Ritter later worked as a security and military consultant for the Fox News network.

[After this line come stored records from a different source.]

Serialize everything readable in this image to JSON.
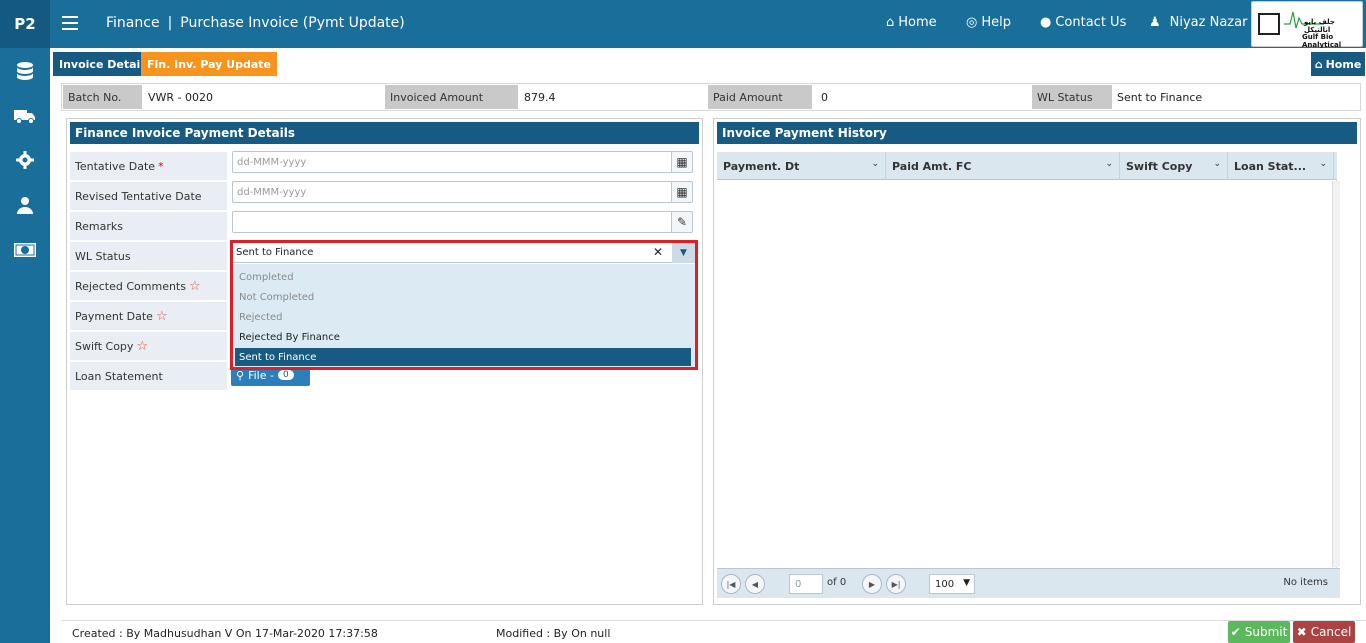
{
  "header": {
    "brand": "P2",
    "module": "Finance",
    "separator": "|",
    "page": "Purchase Invoice (Pymt Update)",
    "nav": {
      "home": "Home",
      "help": "Help",
      "contact": "Contact Us",
      "user": "Niyaz Nazar"
    },
    "logo": {
      "arabic": "جلف بايو انالتيكل",
      "english": "Gulf Bio Analytical"
    }
  },
  "tabs": {
    "invoice_details": "Invoice Details",
    "pay_update": "Fin. Inv. Pay Update",
    "home": "Home"
  },
  "summary": {
    "batch_label": "Batch No.",
    "batch_value": "VWR - 0020",
    "invoiced_label": "Invoiced Amount",
    "invoiced_value": "879.4",
    "paid_label": "Paid Amount",
    "paid_value": "0",
    "wl_label": "WL Status",
    "wl_value": "Sent to Finance"
  },
  "payment_panel": {
    "title": "Finance Invoice Payment Details",
    "tentative_date_label": "Tentative Date",
    "revised_date_label": "Revised Tentative Date",
    "remarks_label": "Remarks",
    "wl_status_label": "WL Status",
    "rejected_comments_label": "Rejected Comments",
    "payment_date_label": "Payment Date",
    "swift_copy_label": "Swift Copy",
    "loan_statement_label": "Loan Statement",
    "required_mark": "*",
    "star_mark": "☆",
    "date_placeholder": "dd-MMM-yyyy",
    "wl_status_value": "Sent to Finance",
    "wl_options": [
      "Completed",
      "Not Completed",
      "Rejected",
      "Rejected By Finance",
      "Sent to Finance"
    ],
    "file_label": "File -",
    "file_count": "0"
  },
  "history_panel": {
    "title": "Invoice Payment History",
    "columns": [
      "Payment. Dt",
      "Paid Amt. FC",
      "Swift Copy",
      "Loan Stat..."
    ],
    "page_value": "0",
    "of_label": "of 0",
    "page_size": "100",
    "no_items": "No items"
  },
  "footer": {
    "created": "Created : By Madhusudhan V On 17-Mar-2020 17:37:58",
    "modified": "Modified : By On null",
    "submit": "Submit",
    "cancel": "Cancel"
  },
  "colors": {
    "header": "#1a6e9a",
    "dark": "#185b82",
    "accent": "#f7941d",
    "highlight": "#e01e26",
    "submit": "#5cb85c",
    "cancel": "#a94442"
  }
}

U-2 having been loaned to UNSCOM, but caused Ritter to be subjected to criticism and investigation by U. Beginning in December 1997, Ritter, with the approval of UNSCOM head Richard Butler and other top UNSCOM leaders, began to supply the UK's foreign intelligence service MI6 with documents and briefings on UNSCOM's findings to be used for MI6's propaganda effort dubbed "Operation Mass Appeal": "I was approached by the British intelligence service, which I had, again, a long relationship with, of an official nature, to see if there was any information in the archives of UNSCOM that could be handed to the British, so that they could in turn work it over, determine its veracity, and then seek to plant it in media outlets around the world, in an effort to try to shape the public opinion of those countries, and then indirectly, through, for instance, a report showing up in the Polish press, shape public opinion in Great Britain and the United States.
Ritter also had "a long relationship [...] of an official nature" with the UK's foreign intelligence spy agency MI6 according to an interview he gave to Democracy Now! from 1991 to 1998 as a United Nations weapons inspector in Iraq in the United Nations Special Commission (UNSCOM), which was charged with finding and destroying all weapons of mass destruction and WMD-related manufacturing capabilities in Iraq. "I went to Richard Butler with the request from the British.

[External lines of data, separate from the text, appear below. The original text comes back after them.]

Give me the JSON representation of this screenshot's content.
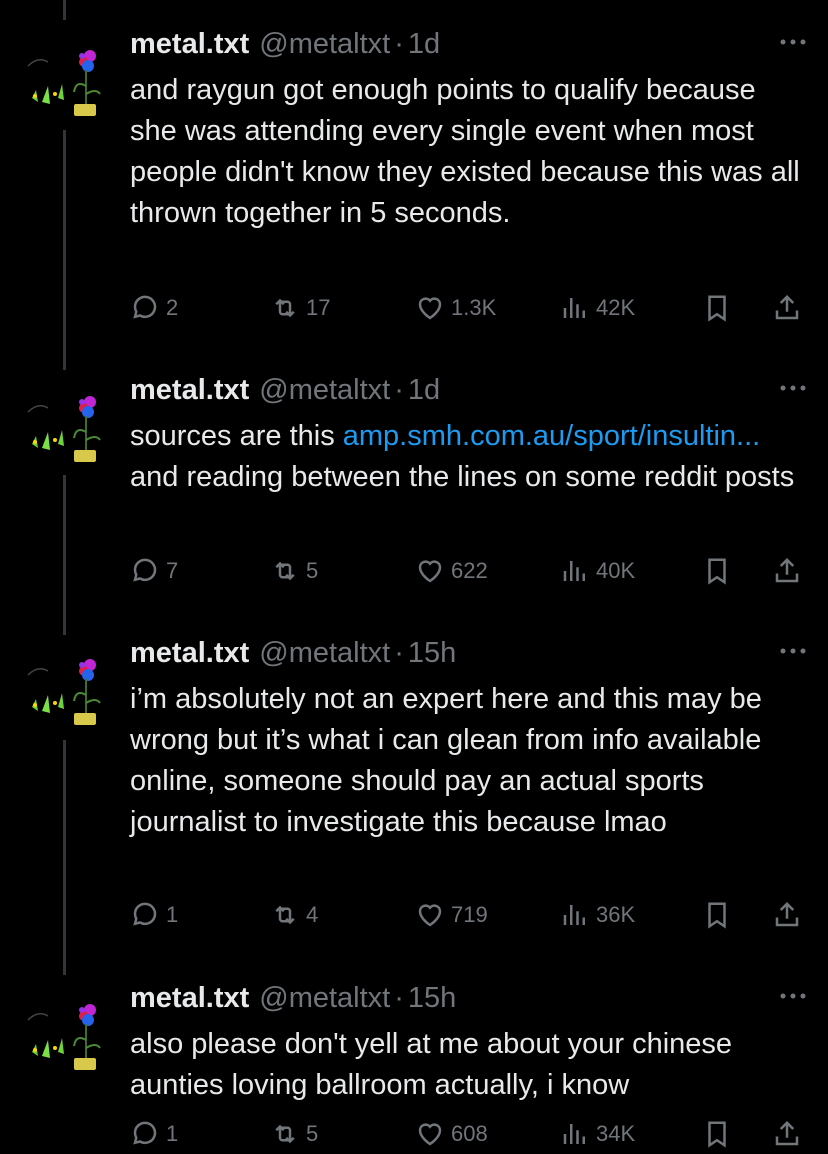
{
  "tweets": [
    {
      "name": "metal.txt",
      "handle": "@metaltxt",
      "dot": "·",
      "time": "1d",
      "text": "and raygun got enough points to qualify because she was attending every single event when most people didn't know they existed because this was all thrown together in 5 seconds.",
      "link": "",
      "text_after": "",
      "replies": "2",
      "reposts": "17",
      "likes": "1.3K",
      "views": "42K"
    },
    {
      "name": "metal.txt",
      "handle": "@metaltxt",
      "dot": "·",
      "time": "1d",
      "text": "sources are this ",
      "link": "amp.smh.com.au/sport/insultin...",
      "text_after": " and reading between the lines on some reddit posts",
      "replies": "7",
      "reposts": "5",
      "likes": "622",
      "views": "40K"
    },
    {
      "name": "metal.txt",
      "handle": "@metaltxt",
      "dot": "·",
      "time": "15h",
      "text": "i’m absolutely not an expert here and this may be wrong but it’s what i can glean from info available online, someone should pay an actual sports journalist to investigate this because lmao",
      "link": "",
      "text_after": "",
      "replies": "1",
      "reposts": "4",
      "likes": "719",
      "views": "36K"
    },
    {
      "name": "metal.txt",
      "handle": "@metaltxt",
      "dot": "·",
      "time": "15h",
      "text": "also please don't yell at me about your chinese aunties loving ballroom actually, i know",
      "link": "",
      "text_after": "",
      "replies": "1",
      "reposts": "5",
      "likes": "608",
      "views": "34K"
    }
  ],
  "colors": {
    "background": "#000000",
    "text": "#e7e9ea",
    "muted": "#71767b",
    "link": "#1d9bf0"
  }
}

Bill Clinton said, "This proves the Iraqis are not cooperating," and he ordered the inspectors out.
The ten crates of missile parts were stashed in a basement of the Baghdad headquarters of Saddam's own Ba'ath party.Prior to the invasion of Iraq in March 2003, Ritter stated that Iraq possessed no significant weapons of mass destruction (WMD) capabilities, becoming "the loudest and most credible skeptic of the Bush administration’s contention that Hussein was hiding weapons of mass destruction." He received harsh criticism from the political establishment but became a popular antiwar figure and occasional talk show commentator as a result of his stance.